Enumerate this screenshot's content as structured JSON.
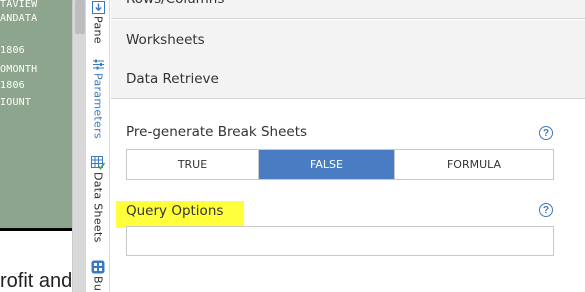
{
  "sheet": {
    "cells": [
      "TAVIEW",
      "ANDATA",
      "",
      "1806",
      "OMONTH",
      "1806",
      "IOUNT"
    ],
    "bottom_text": "rofit and"
  },
  "side_tabs": [
    {
      "label": "Pane",
      "icon": "download-pane-icon"
    },
    {
      "label": "Parameters",
      "icon": "sliders-icon"
    },
    {
      "label": "Data Sheets",
      "icon": "grid-check-icon"
    },
    {
      "label": "Bu",
      "icon": "blocks-icon"
    }
  ],
  "sections": {
    "rows_columns": "Rows/Columns",
    "worksheets": "Worksheets",
    "data_retrieve": "Data Retrieve"
  },
  "break_sheets": {
    "label": "Pre-generate Break Sheets",
    "options": [
      "TRUE",
      "FALSE",
      "FORMULA"
    ],
    "selected": "FALSE"
  },
  "query_options": {
    "label": "Query Options",
    "value": "",
    "highlight_color": "#ffff3c"
  },
  "help_symbol": "?",
  "colors": {
    "accent": "#4a7cc4",
    "active_tab_text": "#3b78c3",
    "sheet_background": "#8da58d"
  }
}
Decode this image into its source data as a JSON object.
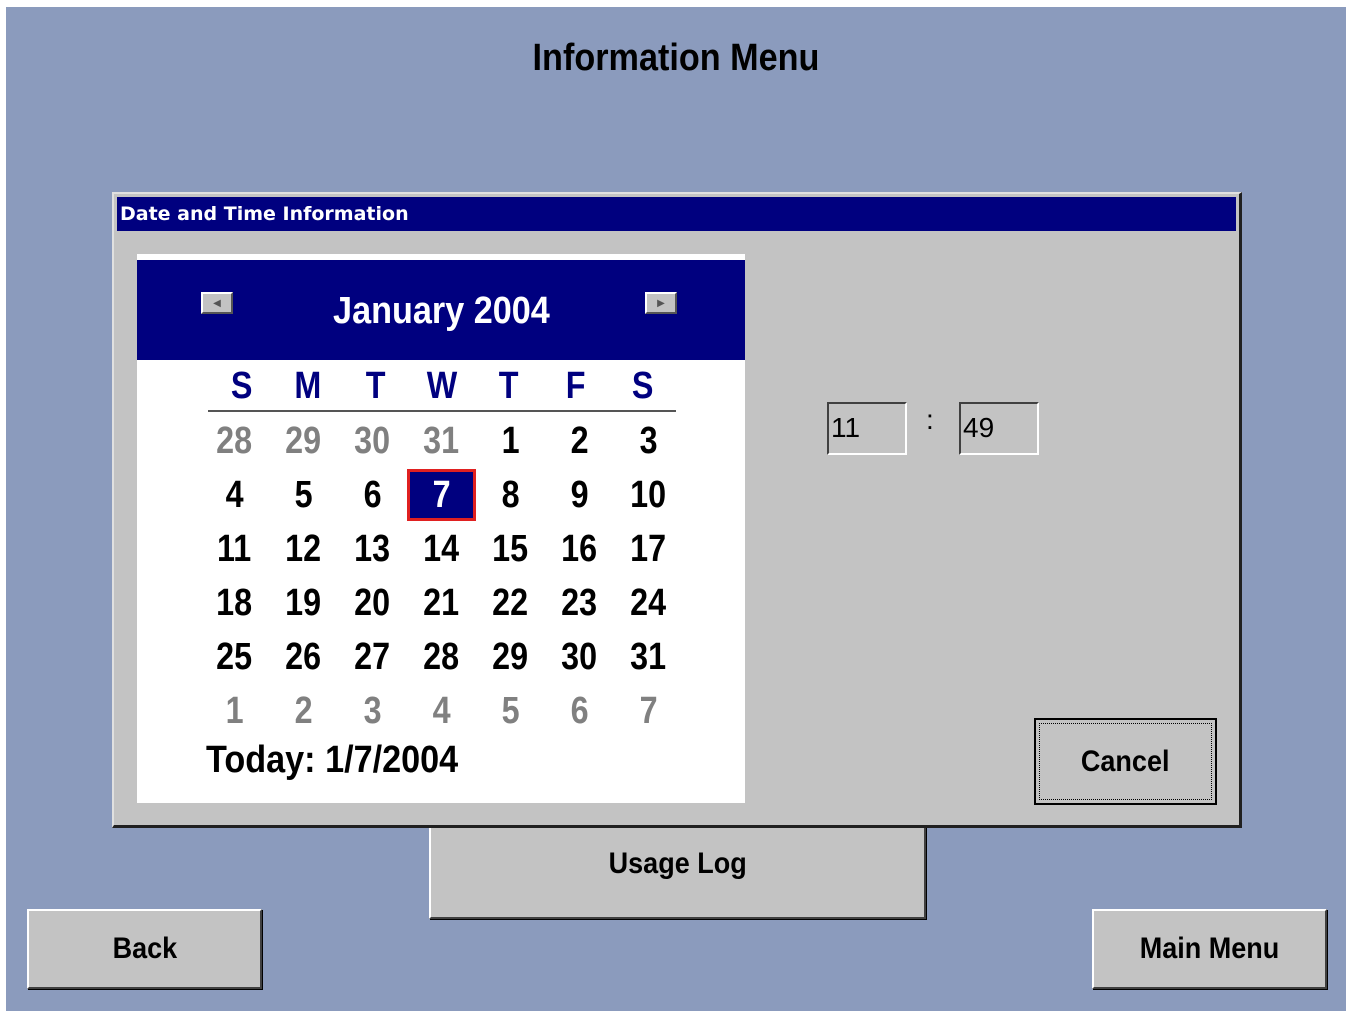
{
  "page": {
    "title": "Information Menu"
  },
  "dialog": {
    "title": "Date and Time Information",
    "calendar": {
      "month_label": "January 2004",
      "prev_icon": "left-arrow-icon",
      "next_icon": "right-arrow-icon",
      "weekdays": [
        "S",
        "M",
        "T",
        "W",
        "T",
        "F",
        "S"
      ],
      "weeks": [
        [
          {
            "d": "28",
            "other": true
          },
          {
            "d": "29",
            "other": true
          },
          {
            "d": "30",
            "other": true
          },
          {
            "d": "31",
            "other": true
          },
          {
            "d": "1"
          },
          {
            "d": "2"
          },
          {
            "d": "3"
          }
        ],
        [
          {
            "d": "4"
          },
          {
            "d": "5"
          },
          {
            "d": "6"
          },
          {
            "d": "7",
            "selected": true
          },
          {
            "d": "8"
          },
          {
            "d": "9"
          },
          {
            "d": "10"
          }
        ],
        [
          {
            "d": "11"
          },
          {
            "d": "12"
          },
          {
            "d": "13"
          },
          {
            "d": "14"
          },
          {
            "d": "15"
          },
          {
            "d": "16"
          },
          {
            "d": "17"
          }
        ],
        [
          {
            "d": "18"
          },
          {
            "d": "19"
          },
          {
            "d": "20"
          },
          {
            "d": "21"
          },
          {
            "d": "22"
          },
          {
            "d": "23"
          },
          {
            "d": "24"
          }
        ],
        [
          {
            "d": "25"
          },
          {
            "d": "26"
          },
          {
            "d": "27"
          },
          {
            "d": "28"
          },
          {
            "d": "29"
          },
          {
            "d": "30"
          },
          {
            "d": "31"
          }
        ],
        [
          {
            "d": "1",
            "other": true
          },
          {
            "d": "2",
            "other": true
          },
          {
            "d": "3",
            "other": true
          },
          {
            "d": "4",
            "other": true
          },
          {
            "d": "5",
            "other": true
          },
          {
            "d": "6",
            "other": true
          },
          {
            "d": "7",
            "other": true
          }
        ]
      ],
      "today_label": "Today: 1/7/2004"
    },
    "time": {
      "hour": "11",
      "separator": ":",
      "minute": "49"
    },
    "cancel_label": "Cancel"
  },
  "buttons": {
    "usage_log": "Usage Log",
    "back": "Back",
    "main_menu": "Main Menu"
  },
  "colors": {
    "background": "#8b9bbd",
    "panel": "#c3c3c3",
    "title_bar": "#00007f",
    "selection_border": "#e02020",
    "other_month_text": "#808080"
  }
}
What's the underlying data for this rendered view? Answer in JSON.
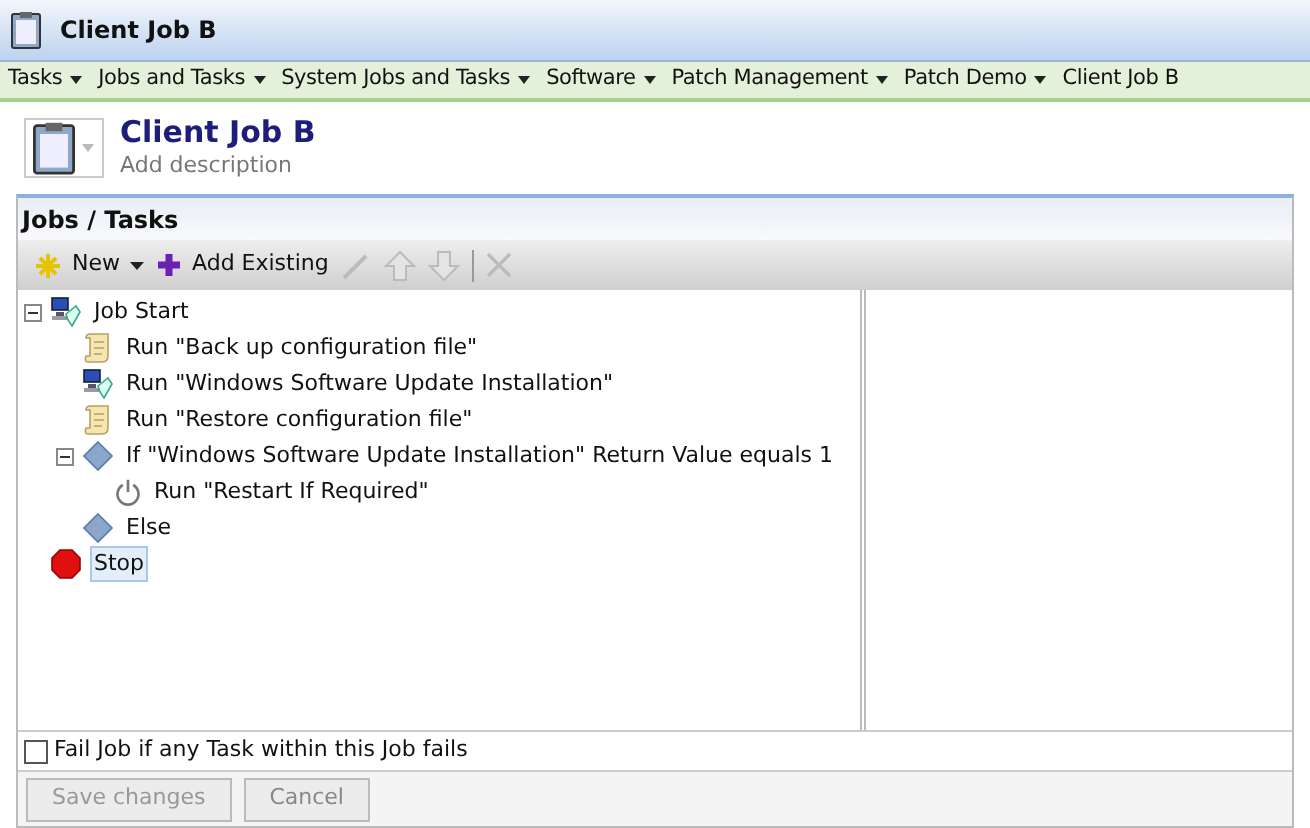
{
  "window": {
    "title": "Client Job B"
  },
  "menu": [
    {
      "label": "Tasks",
      "dropdown": true
    },
    {
      "label": "Jobs and Tasks",
      "dropdown": true
    },
    {
      "label": "System Jobs and Tasks",
      "dropdown": true
    },
    {
      "label": "Software",
      "dropdown": true
    },
    {
      "label": "Patch Management",
      "dropdown": true
    },
    {
      "label": "Patch Demo",
      "dropdown": true
    },
    {
      "label": "Client Job B",
      "dropdown": false
    }
  ],
  "header": {
    "title": "Client Job B",
    "description": "Add description"
  },
  "panel": {
    "title": "Jobs / Tasks",
    "toolbar": [
      {
        "kind": "new",
        "label": "New",
        "disabled": false
      },
      {
        "kind": "add",
        "label": "Add Existing",
        "disabled": false
      },
      {
        "kind": "edit",
        "disabled": true
      },
      {
        "kind": "up",
        "disabled": true
      },
      {
        "kind": "down",
        "disabled": true
      },
      {
        "kind": "sep"
      },
      {
        "kind": "delete",
        "disabled": true
      }
    ],
    "tree": [
      {
        "label": "Job Start",
        "kind": "job",
        "expanded": true,
        "selected": false,
        "children": [
          {
            "label": "Run \"Back up configuration file\"",
            "kind": "script",
            "selected": false
          },
          {
            "label": "Run \"Windows Software Update Installation\"",
            "kind": "job",
            "selected": false
          },
          {
            "label": "Run \"Restore configuration file\"",
            "kind": "script",
            "selected": false
          },
          {
            "label": "If \"Windows Software Update Installation\" Return Value equals 1",
            "kind": "condition",
            "expanded": true,
            "selected": false,
            "children": [
              {
                "label": "Run \"Restart If Required\"",
                "kind": "power",
                "selected": false
              }
            ]
          },
          {
            "label": "Else",
            "kind": "condition",
            "selected": false
          }
        ]
      },
      {
        "label": "Stop",
        "kind": "stop",
        "selected": true
      }
    ]
  },
  "fail_option": {
    "label": "Fail Job if any Task within this Job fails",
    "checked": false
  },
  "buttons": [
    {
      "label": "Save changes",
      "disabled": true
    },
    {
      "label": "Cancel",
      "disabled": false
    }
  ]
}
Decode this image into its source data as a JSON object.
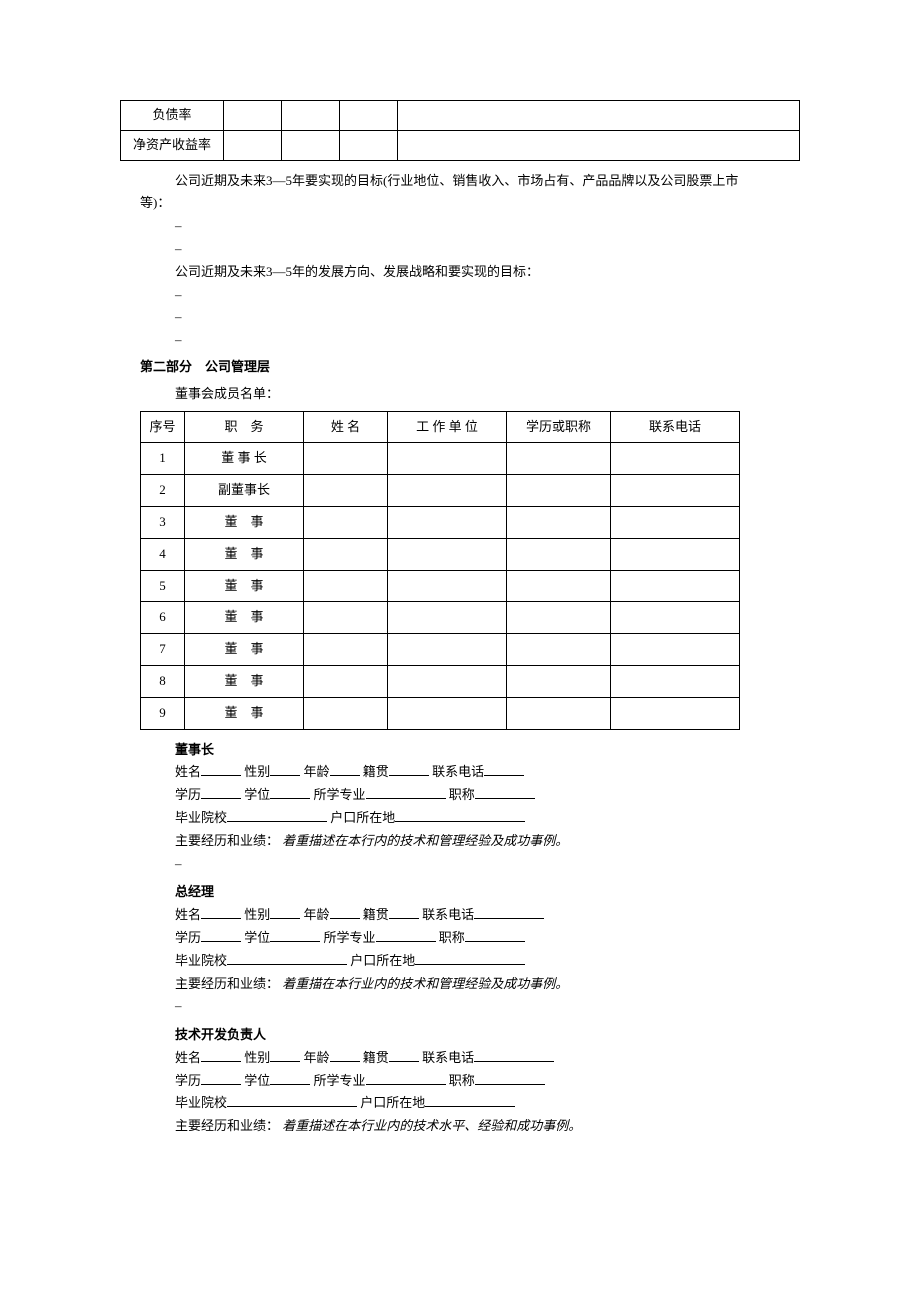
{
  "financeTable": {
    "rows": [
      "负债率",
      "净资产收益率"
    ]
  },
  "goals": {
    "intro1_a": "公司近期及未来3—5年要实现的目标(行业地位、销售收入、市场占有、产品品牌以及公司股票上市",
    "intro1_b": "等)：",
    "intro2": "公司近期及未来3—5年的发展方向、发展战略和要实现的目标："
  },
  "section2": "第二部分　公司管理层",
  "board": {
    "title": "董事会成员名单：",
    "headers": [
      "序号",
      "职　务",
      "姓 名",
      "工 作 单 位",
      "学历或职称",
      "联系电话"
    ],
    "rows": [
      {
        "seq": "1",
        "pos": "董 事 长"
      },
      {
        "seq": "2",
        "pos": "副董事长"
      },
      {
        "seq": "3",
        "pos": "董　事"
      },
      {
        "seq": "4",
        "pos": "董　事"
      },
      {
        "seq": "5",
        "pos": "董　事"
      },
      {
        "seq": "6",
        "pos": "董　事"
      },
      {
        "seq": "7",
        "pos": "董　事"
      },
      {
        "seq": "8",
        "pos": "董　事"
      },
      {
        "seq": "9",
        "pos": "董　事"
      }
    ]
  },
  "labels": {
    "name": "姓名",
    "gender": "性别",
    "age": "年龄",
    "origin": "籍贯",
    "phone": "联系电话",
    "edu": "学历",
    "degree": "学位",
    "major": "所学专业",
    "title": "职称",
    "school": "毕业院校",
    "hukou": "户口所在地",
    "exp": "主要经历和业绩："
  },
  "people": {
    "chairman": {
      "title": "董事长",
      "expNote": "着重描述在本行内的技术和管理经验及成功事例。"
    },
    "gm": {
      "title": "总经理",
      "expNote": "着重描在本行业内的技术和管理经验及成功事例。"
    },
    "tech": {
      "title": "技术开发负责人",
      "expNote": "着重描述在本行业内的技术水平、经验和成功事例。"
    }
  }
}
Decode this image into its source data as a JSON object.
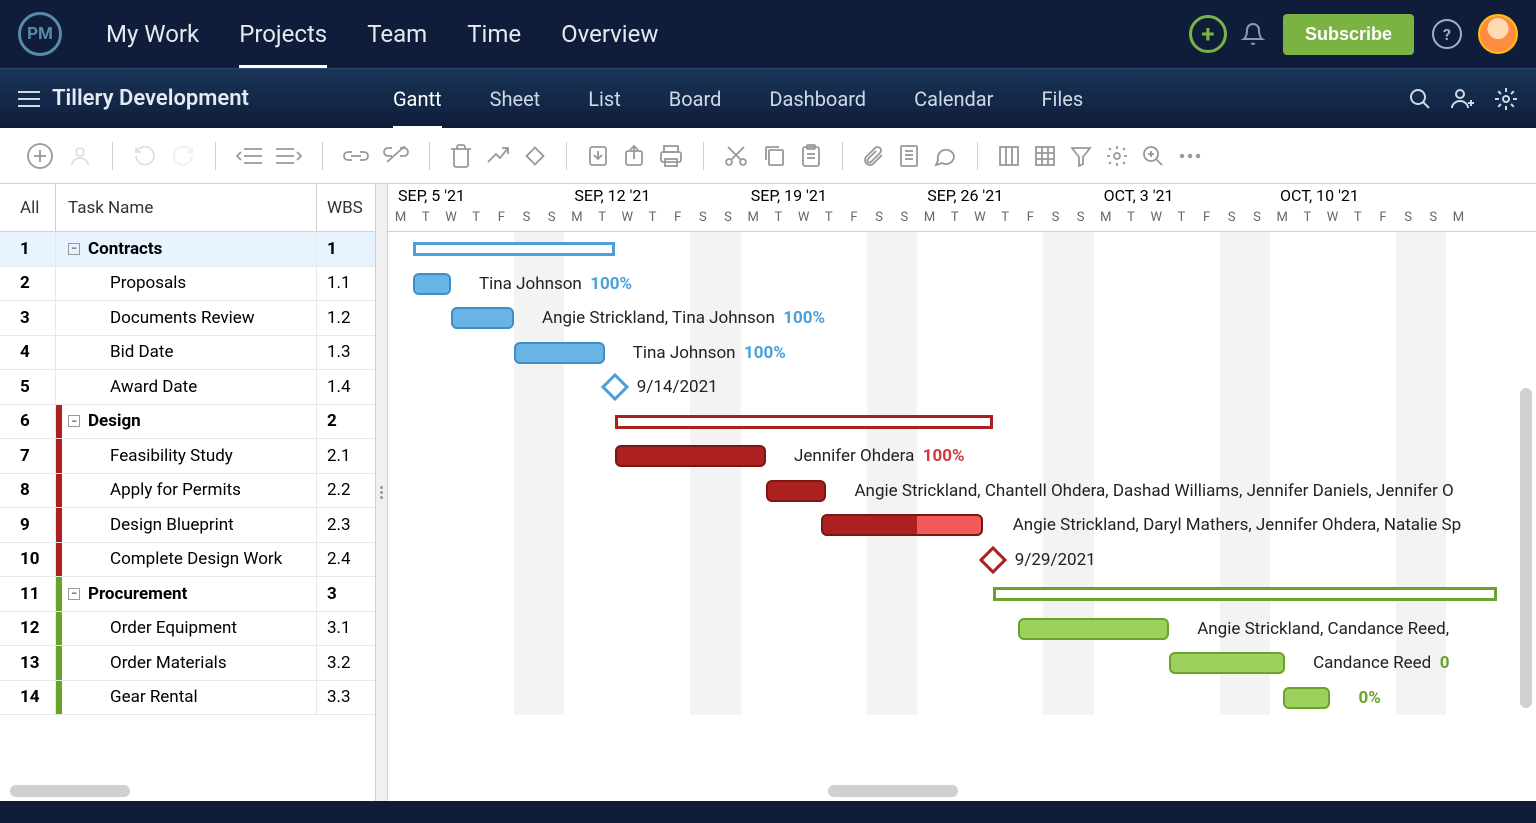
{
  "topnav": {
    "logo": "PM",
    "items": [
      "My Work",
      "Projects",
      "Team",
      "Time",
      "Overview"
    ],
    "active": 1,
    "subscribe": "Subscribe"
  },
  "subnav": {
    "project": "Tillery Development",
    "items": [
      "Gantt",
      "Sheet",
      "List",
      "Board",
      "Dashboard",
      "Calendar",
      "Files"
    ],
    "active": 0
  },
  "grid": {
    "headers": {
      "all": "All",
      "name": "Task Name",
      "wbs": "WBS"
    },
    "rows": [
      {
        "num": "1",
        "name": "Contracts",
        "wbs": "1",
        "summary": true,
        "sel": true,
        "color": null
      },
      {
        "num": "2",
        "name": "Proposals",
        "wbs": "1.1",
        "summary": false
      },
      {
        "num": "3",
        "name": "Documents Review",
        "wbs": "1.2",
        "summary": false
      },
      {
        "num": "4",
        "name": "Bid Date",
        "wbs": "1.3",
        "summary": false
      },
      {
        "num": "5",
        "name": "Award Date",
        "wbs": "1.4",
        "summary": false
      },
      {
        "num": "6",
        "name": "Design",
        "wbs": "2",
        "summary": true,
        "color": "#ac2020"
      },
      {
        "num": "7",
        "name": "Feasibility Study",
        "wbs": "2.1",
        "summary": false,
        "color": "#ac2020"
      },
      {
        "num": "8",
        "name": "Apply for Permits",
        "wbs": "2.2",
        "summary": false,
        "color": "#ac2020"
      },
      {
        "num": "9",
        "name": "Design Blueprint",
        "wbs": "2.3",
        "summary": false,
        "color": "#ac2020"
      },
      {
        "num": "10",
        "name": "Complete Design Work",
        "wbs": "2.4",
        "summary": false,
        "color": "#ac2020"
      },
      {
        "num": "11",
        "name": "Procurement",
        "wbs": "3",
        "summary": true,
        "color": "#6aa329"
      },
      {
        "num": "12",
        "name": "Order Equipment",
        "wbs": "3.1",
        "summary": false,
        "color": "#6aa329"
      },
      {
        "num": "13",
        "name": "Order Materials",
        "wbs": "3.2",
        "summary": false,
        "color": "#6aa329"
      },
      {
        "num": "14",
        "name": "Gear Rental",
        "wbs": "3.3",
        "summary": false,
        "color": "#6aa329"
      }
    ]
  },
  "timeline": {
    "day_width": 25.2,
    "start_offset_days": 0,
    "weeks": [
      {
        "label": "SEP, 5 '21",
        "col": 0
      },
      {
        "label": "SEP, 12 '21",
        "col": 7
      },
      {
        "label": "SEP, 19 '21",
        "col": 14
      },
      {
        "label": "SEP, 26 '21",
        "col": 21
      },
      {
        "label": "OCT, 3 '21",
        "col": 28
      },
      {
        "label": "OCT, 10 '21",
        "col": 35
      }
    ],
    "day_pattern": [
      "M",
      "T",
      "W",
      "T",
      "F",
      "S",
      "S"
    ]
  },
  "bars": [
    {
      "row": 0,
      "type": "summary",
      "start": 1,
      "end": 9,
      "color": "#4ca0d9"
    },
    {
      "row": 1,
      "type": "task",
      "start": 1,
      "end": 2.5,
      "fill": "#68b4e4",
      "border": "#3e8fc4",
      "label": "Tina Johnson",
      "pct": "100%",
      "pctColor": "#4ca0d9"
    },
    {
      "row": 2,
      "type": "task",
      "start": 2.5,
      "end": 5,
      "fill": "#68b4e4",
      "border": "#3e8fc4",
      "label": "Angie Strickland, Tina Johnson",
      "pct": "100%",
      "pctColor": "#4ca0d9"
    },
    {
      "row": 3,
      "type": "task",
      "start": 5,
      "end": 8.6,
      "fill": "#68b4e4",
      "border": "#3e8fc4",
      "label": "Tina Johnson",
      "pct": "100%",
      "pctColor": "#4ca0d9"
    },
    {
      "row": 4,
      "type": "milestone",
      "at": 9,
      "color": "#4ca0d9",
      "label": "9/14/2021"
    },
    {
      "row": 5,
      "type": "summary",
      "start": 9,
      "end": 24,
      "color": "#ac2020"
    },
    {
      "row": 6,
      "type": "task",
      "start": 9,
      "end": 15,
      "fill": "#ac2020",
      "border": "#7a1616",
      "label": "Jennifer Ohdera",
      "pct": "100%",
      "pctColor": "#d13a3a"
    },
    {
      "row": 7,
      "type": "task",
      "start": 15,
      "end": 17.4,
      "fill": "#ac2020",
      "border": "#7a1616",
      "label": "Angie Strickland, Chantell Ohdera, Dashad Williams, Jennifer Daniels, Jennifer O"
    },
    {
      "row": 8,
      "type": "task-partial",
      "start": 17.2,
      "end": 23.6,
      "split": 21,
      "fill1": "#ac2020",
      "fill2": "#f25a5a",
      "border": "#7a1616",
      "label": "Angie Strickland, Daryl Mathers, Jennifer Ohdera, Natalie Sp"
    },
    {
      "row": 9,
      "type": "milestone",
      "at": 24,
      "color": "#ac2020",
      "label": "9/29/2021"
    },
    {
      "row": 10,
      "type": "summary",
      "start": 24,
      "end": 44,
      "color": "#6aa329"
    },
    {
      "row": 11,
      "type": "task",
      "start": 25,
      "end": 31,
      "fill": "#9dd15e",
      "border": "#6aa329",
      "label": "Angie Strickland, Candance Reed,"
    },
    {
      "row": 12,
      "type": "task",
      "start": 31,
      "end": 35.6,
      "fill": "#9dd15e",
      "border": "#6aa329",
      "label": "Candance Reed",
      "pct": "0",
      "pctColor": "#6aa329"
    },
    {
      "row": 13,
      "type": "task",
      "start": 35.5,
      "end": 37.4,
      "fill": "#9dd15e",
      "border": "#6aa329",
      "label": "0%",
      "pctOnly": true,
      "pctColor": "#6aa329"
    }
  ]
}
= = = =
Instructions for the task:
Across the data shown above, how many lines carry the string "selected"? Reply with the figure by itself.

Answer space:
10